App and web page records
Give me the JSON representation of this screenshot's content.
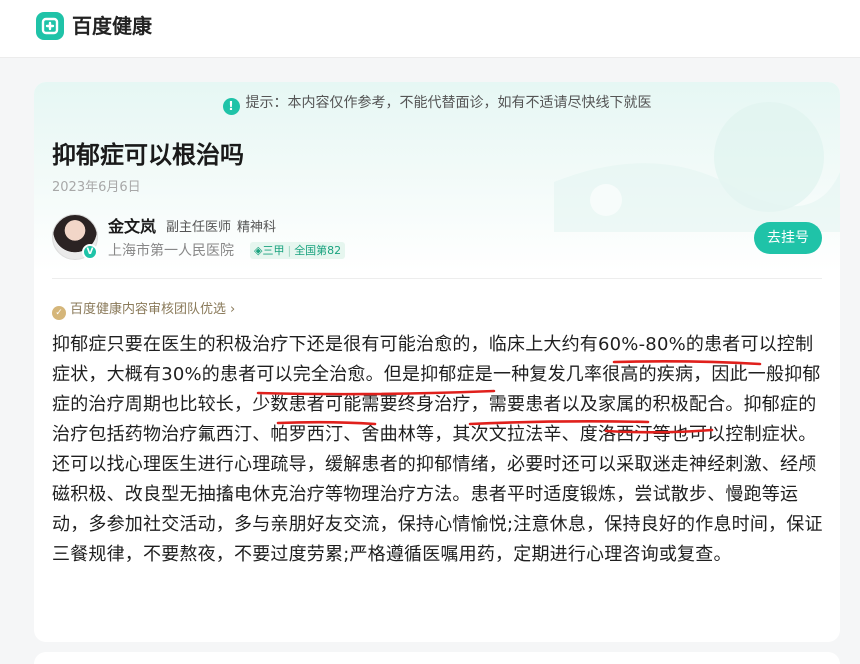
{
  "header": {
    "logo_text": "百度健康",
    "logo_icon": "baidu-health-logo-icon"
  },
  "notice": {
    "text": "提示：本内容仅作参考，不能代替面诊，如有不适请尽快线下就医"
  },
  "article": {
    "title": "抑郁症可以根治吗",
    "date": "2023年6月6日",
    "body": "抑郁症只要在医生的积极治疗下还是很有可能治愈的，临床上大约有60%-80%的患者可以控制症状，大概有30%的患者可以完全治愈。但是抑郁症是一种复发几率很高的疾病，因此一般抑郁症的治疗周期也比较长，少数患者可能需要终身治疗，需要患者以及家属的积极配合。抑郁症的治疗包括药物治疗氟西汀、帕罗西汀、舍曲林等，其次文拉法辛、度洛西汀等也可以控制症状。还可以找心理医生进行心理疏导，缓解患者的抑郁情绪，必要时还可以采取迷走神经刺激、经颅磁积极、改良型无抽搐电休克治疗等物理治疗方法。患者平时适度锻炼，尝试散步、慢跑等运动，多参加社交活动，多与亲朋好友交流，保持心情愉悦;注意休息，保持良好的作息时间，保证三餐规律，不要熬夜，不要过度劳累;严格遵循医嘱用药，定期进行心理咨询或复查。"
  },
  "doctor": {
    "name": "金文岚",
    "rank": "副主任医师",
    "department": "精神科",
    "hospital": "上海市第一人民医院",
    "badge_level": "三甲",
    "badge_rank": "全国第82",
    "book_label": "去挂号"
  },
  "review": {
    "label": "百度健康内容审核团队优选"
  },
  "colors": {
    "accent": "#1fc3a8",
    "annotation": "#e0201c",
    "review": "#8a7a5a"
  }
}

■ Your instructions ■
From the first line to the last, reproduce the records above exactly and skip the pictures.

■ Finished exercise ■
Give me the JSON representation of this screenshot's content.
{
  "header": {
    "logo_text": "百度健康",
    "logo_icon": "baidu-health-logo-icon"
  },
  "notice": {
    "text": "提示：本内容仅作参考，不能代替面诊，如有不适请尽快线下就医"
  },
  "article": {
    "title": "抑郁症可以根治吗",
    "date": "2023年6月6日",
    "body": "抑郁症只要在医生的积极治疗下还是很有可能治愈的，临床上大约有60%-80%的患者可以控制症状，大概有30%的患者可以完全治愈。但是抑郁症是一种复发几率很高的疾病，因此一般抑郁症的治疗周期也比较长，少数患者可能需要终身治疗，需要患者以及家属的积极配合。抑郁症的治疗包括药物治疗氟西汀、帕罗西汀、舍曲林等，其次文拉法辛、度洛西汀等也可以控制症状。还可以找心理医生进行心理疏导，缓解患者的抑郁情绪，必要时还可以采取迷走神经刺激、经颅磁积极、改良型无抽搐电休克治疗等物理治疗方法。患者平时适度锻炼，尝试散步、慢跑等运动，多参加社交活动，多与亲朋好友交流，保持心情愉悦;注意休息，保持良好的作息时间，保证三餐规律，不要熬夜，不要过度劳累;严格遵循医嘱用药，定期进行心理咨询或复查。"
  },
  "doctor": {
    "name": "金文岚",
    "rank": "副主任医师",
    "department": "精神科",
    "hospital": "上海市第一人民医院",
    "badge_level": "三甲",
    "badge_rank": "全国第82",
    "book_label": "去挂号"
  },
  "review": {
    "label": "百度健康内容审核团队优选"
  },
  "colors": {
    "accent": "#1fc3a8",
    "annotation": "#e0201c",
    "review": "#8a7a5a"
  }
}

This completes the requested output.